Edinburgh Fringe 2013
A daring production which has ruthlessly abandoned the company’s signature light touch in order to make satire bite. This Shakespeare for Breakfast will wake you up and no mistake.
Shakespeare For Breakfast is one of the best-known names at the Fringe. In over two decades of shows, audiences have been treated to irreverent, witty takes on the inComplete Works. The formula carves out easy access routes into the forests of iambic pentameter, faithful but funny, a crowd-pleaser – particularly with a certain kind of well-meaning English teacher and a fuzzy favourite with which to begin a hectic day at the Fringe.
Someone clever once said that comedy is when you fall down a manhole, tragedy is when I cut my finger. This auld truism was evidently a guiding principle of Shakespeare’s craft. From the gulling of Malvolio to the frustration of Shylock, the Swan was a master of generating groundswells for his heroes and against his villains. Under the banter and badinage, Taming of the Shrew is the story of how a willfully independent woman is broken in body and spirit and made to conform to the petty tyranny of her male relatives deferring to her husband’s will as unquestioned master of the household.
The play contains scenes unsuitable for early 21st Century sensibilities. Scenes that are as brutal as the bear baiting available a stone’s throw from Shakespeare’s own venues. There are moments as nasty as a recent snapshot of a certain domestic goddess being publicly strangled by her husband. The uncomfortable point for any producer is that these scenes were written to be laugh out loud funny. It’s a problem tackled head on by this year’s Shakespeare For Breakfast ensemble.
Audiences weaned on 10 Things I Hate About You – the classic Hollywood teeny bopper adaptation – are in for a shock. Bleary eyed regular Shakespeare for Breakfast punters, clinging to the lifeline of coffee and croissants, are in for a sharp wake up. Gone are the usual constellation of contemporary pop culture references, replaced by a single underlying satirical theme: the royal baby and the dutiful young princess Kate forcibly moulded to fit the expectations of her station. Her own voice – her very identity – mercilessly subsumed under a weight of masculine expectations.
This is neither a tight nor a tidy production.
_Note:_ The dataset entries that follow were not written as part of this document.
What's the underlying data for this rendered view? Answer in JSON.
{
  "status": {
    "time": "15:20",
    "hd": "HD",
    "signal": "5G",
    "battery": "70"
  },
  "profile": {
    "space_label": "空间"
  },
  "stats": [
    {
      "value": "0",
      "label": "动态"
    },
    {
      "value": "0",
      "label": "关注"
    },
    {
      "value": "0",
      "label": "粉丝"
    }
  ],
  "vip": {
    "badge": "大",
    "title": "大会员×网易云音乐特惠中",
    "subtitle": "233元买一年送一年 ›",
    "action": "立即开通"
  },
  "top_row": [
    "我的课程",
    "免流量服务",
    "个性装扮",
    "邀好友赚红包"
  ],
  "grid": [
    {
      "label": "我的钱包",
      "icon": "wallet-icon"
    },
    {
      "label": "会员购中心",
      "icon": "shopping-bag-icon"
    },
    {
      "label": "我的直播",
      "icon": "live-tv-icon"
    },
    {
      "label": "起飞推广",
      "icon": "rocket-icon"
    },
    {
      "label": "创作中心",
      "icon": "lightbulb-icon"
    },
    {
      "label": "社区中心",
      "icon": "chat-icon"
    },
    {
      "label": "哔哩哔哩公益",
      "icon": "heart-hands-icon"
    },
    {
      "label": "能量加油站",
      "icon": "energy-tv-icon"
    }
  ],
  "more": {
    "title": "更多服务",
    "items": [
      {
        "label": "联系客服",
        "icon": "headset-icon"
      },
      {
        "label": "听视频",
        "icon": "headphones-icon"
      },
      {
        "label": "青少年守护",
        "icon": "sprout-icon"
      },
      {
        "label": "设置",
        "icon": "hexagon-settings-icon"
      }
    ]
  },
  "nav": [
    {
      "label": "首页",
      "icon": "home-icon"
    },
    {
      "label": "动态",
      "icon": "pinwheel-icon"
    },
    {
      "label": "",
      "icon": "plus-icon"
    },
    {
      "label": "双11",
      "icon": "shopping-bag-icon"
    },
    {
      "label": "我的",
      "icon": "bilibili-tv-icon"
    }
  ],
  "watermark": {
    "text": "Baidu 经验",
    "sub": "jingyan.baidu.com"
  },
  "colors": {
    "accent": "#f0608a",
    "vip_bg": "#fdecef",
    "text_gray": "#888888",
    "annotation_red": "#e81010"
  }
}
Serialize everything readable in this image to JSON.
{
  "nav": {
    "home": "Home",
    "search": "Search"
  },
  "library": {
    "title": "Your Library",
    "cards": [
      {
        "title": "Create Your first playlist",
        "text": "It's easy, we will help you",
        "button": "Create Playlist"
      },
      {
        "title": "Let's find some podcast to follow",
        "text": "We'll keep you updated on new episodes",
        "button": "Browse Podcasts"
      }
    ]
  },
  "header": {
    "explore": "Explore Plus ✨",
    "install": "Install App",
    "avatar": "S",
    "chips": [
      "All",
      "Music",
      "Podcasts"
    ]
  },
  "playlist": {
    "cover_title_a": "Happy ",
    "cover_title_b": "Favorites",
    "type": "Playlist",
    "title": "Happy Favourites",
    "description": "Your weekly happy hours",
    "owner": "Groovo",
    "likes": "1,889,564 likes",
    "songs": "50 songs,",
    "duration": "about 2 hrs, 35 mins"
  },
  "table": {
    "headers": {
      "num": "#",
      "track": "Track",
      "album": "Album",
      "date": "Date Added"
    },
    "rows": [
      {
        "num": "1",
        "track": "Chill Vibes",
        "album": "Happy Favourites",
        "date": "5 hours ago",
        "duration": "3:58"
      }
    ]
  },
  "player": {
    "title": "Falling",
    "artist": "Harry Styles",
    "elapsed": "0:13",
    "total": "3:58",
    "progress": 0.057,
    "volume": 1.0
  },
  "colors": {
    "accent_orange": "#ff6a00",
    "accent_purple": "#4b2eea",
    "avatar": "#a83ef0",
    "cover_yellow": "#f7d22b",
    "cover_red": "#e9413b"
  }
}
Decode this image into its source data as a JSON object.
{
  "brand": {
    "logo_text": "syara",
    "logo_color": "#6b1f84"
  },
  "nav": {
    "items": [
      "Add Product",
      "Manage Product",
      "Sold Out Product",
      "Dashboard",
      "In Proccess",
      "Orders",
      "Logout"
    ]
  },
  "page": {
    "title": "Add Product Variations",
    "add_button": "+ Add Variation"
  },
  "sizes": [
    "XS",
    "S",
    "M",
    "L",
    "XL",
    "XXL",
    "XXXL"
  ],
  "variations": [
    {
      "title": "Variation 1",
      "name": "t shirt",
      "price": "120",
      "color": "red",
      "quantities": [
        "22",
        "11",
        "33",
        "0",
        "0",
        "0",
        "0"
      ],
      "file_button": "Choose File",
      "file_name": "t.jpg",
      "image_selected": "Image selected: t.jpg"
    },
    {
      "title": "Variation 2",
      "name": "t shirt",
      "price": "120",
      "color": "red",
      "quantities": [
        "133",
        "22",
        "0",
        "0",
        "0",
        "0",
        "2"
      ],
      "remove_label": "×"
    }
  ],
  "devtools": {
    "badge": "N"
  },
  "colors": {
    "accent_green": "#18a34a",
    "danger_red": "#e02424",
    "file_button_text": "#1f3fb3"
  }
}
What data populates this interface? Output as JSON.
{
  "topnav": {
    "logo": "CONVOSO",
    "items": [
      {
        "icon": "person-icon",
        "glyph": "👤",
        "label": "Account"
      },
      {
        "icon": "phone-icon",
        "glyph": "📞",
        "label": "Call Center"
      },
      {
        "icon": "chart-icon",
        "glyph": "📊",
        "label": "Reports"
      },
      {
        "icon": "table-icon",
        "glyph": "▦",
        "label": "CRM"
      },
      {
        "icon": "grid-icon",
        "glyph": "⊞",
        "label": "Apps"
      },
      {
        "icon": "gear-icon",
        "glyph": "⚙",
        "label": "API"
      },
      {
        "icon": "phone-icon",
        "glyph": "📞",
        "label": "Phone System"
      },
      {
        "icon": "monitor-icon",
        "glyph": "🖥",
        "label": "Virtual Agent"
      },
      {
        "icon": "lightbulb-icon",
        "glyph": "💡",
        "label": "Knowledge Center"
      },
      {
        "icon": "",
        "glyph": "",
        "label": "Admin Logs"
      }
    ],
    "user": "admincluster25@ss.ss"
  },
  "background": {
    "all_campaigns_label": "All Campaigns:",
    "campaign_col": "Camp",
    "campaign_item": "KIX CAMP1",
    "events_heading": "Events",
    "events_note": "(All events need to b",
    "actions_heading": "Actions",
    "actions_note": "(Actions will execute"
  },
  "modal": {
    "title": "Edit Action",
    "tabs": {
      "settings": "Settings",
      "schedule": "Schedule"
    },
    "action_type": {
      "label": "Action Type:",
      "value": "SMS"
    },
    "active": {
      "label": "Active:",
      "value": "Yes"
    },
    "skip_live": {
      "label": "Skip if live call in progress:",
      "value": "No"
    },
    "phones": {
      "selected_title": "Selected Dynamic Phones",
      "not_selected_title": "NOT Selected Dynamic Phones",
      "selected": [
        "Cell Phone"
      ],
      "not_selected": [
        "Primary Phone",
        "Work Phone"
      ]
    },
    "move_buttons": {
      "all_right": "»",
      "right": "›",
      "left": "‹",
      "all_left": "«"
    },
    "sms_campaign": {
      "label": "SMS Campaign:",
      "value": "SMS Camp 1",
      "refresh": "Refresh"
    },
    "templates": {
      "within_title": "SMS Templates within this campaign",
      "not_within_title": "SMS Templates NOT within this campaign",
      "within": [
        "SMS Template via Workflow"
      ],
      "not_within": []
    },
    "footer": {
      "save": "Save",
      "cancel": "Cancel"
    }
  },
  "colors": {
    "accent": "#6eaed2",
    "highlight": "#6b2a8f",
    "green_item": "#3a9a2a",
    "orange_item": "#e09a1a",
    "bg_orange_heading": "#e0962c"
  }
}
The staging is not uniformly even. The usual prop vignettes are absent and their absence is noticed. The cast’s energy and focus levels bow and occasionally scrape. Not having the guy who looks like Prince Harry play Prince Harry was a bold move. The soundscape does little to create a sense of time or place. The costumes might be in need of revision too – either the ladies skirts need to be longer or their pants bigger.
But this production does stand out. It is hugely memorable. It’s dark. Really dark. This is what satire is meant to be – almost too biting to be funny. Shakespeare’s most misogynistic text has been as roughly handled as his heroine. It has been used as a bludgeon to make a blunt point. Amid the schmaltz and ceremony of the royal arrival this production has posed the hard questions in a search for uncomfortable answers. In doing so they have dared play with a successful formula. The effect is like being set upon by an outraged posse of Care Bears and lollipop ladies.